┌──

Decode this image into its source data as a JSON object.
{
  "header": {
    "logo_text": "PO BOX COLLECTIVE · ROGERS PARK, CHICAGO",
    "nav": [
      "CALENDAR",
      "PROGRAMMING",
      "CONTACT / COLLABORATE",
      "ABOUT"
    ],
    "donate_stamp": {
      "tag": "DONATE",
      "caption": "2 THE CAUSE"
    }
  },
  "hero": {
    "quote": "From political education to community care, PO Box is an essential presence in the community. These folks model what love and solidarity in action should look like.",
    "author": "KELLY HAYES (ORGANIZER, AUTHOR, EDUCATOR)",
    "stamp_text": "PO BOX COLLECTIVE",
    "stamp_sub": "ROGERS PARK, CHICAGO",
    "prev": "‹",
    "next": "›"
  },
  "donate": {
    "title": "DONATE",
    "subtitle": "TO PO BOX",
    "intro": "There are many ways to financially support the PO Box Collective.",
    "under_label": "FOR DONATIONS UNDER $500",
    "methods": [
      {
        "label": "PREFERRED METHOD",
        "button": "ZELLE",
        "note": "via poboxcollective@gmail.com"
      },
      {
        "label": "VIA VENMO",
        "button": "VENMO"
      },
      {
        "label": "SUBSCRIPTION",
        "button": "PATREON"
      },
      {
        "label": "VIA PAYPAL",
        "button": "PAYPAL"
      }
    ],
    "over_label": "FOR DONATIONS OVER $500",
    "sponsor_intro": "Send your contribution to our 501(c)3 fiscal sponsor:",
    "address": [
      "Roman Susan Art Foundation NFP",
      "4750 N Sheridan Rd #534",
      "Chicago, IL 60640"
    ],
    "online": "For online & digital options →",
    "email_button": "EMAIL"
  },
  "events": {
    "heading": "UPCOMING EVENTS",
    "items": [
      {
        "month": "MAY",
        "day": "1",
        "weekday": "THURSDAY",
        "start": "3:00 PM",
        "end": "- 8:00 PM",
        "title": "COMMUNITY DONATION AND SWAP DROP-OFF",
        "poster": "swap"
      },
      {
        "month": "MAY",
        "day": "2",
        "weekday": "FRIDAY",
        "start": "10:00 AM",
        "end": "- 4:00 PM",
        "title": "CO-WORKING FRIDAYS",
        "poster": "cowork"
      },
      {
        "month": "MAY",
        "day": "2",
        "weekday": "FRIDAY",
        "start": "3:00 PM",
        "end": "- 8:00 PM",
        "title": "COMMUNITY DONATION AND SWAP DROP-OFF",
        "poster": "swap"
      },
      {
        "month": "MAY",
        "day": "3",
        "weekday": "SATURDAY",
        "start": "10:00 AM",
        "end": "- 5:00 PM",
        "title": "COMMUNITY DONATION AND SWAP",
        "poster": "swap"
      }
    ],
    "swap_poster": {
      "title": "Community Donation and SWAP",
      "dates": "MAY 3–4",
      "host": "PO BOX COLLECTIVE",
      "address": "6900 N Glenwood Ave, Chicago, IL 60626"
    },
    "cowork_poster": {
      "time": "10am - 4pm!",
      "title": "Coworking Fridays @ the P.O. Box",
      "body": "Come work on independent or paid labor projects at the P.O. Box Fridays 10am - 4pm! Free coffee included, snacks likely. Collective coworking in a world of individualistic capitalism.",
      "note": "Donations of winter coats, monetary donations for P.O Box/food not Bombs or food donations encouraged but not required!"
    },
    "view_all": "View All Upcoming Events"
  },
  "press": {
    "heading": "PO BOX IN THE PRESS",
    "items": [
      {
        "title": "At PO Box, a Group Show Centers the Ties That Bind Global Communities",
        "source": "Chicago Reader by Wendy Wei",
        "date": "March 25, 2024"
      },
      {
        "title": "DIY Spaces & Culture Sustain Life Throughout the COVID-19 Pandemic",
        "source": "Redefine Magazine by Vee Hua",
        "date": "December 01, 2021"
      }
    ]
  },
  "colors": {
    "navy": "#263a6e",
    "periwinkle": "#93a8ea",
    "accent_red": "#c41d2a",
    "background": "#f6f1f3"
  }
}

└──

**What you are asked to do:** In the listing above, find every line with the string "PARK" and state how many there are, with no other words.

**Answer to the problem:** 2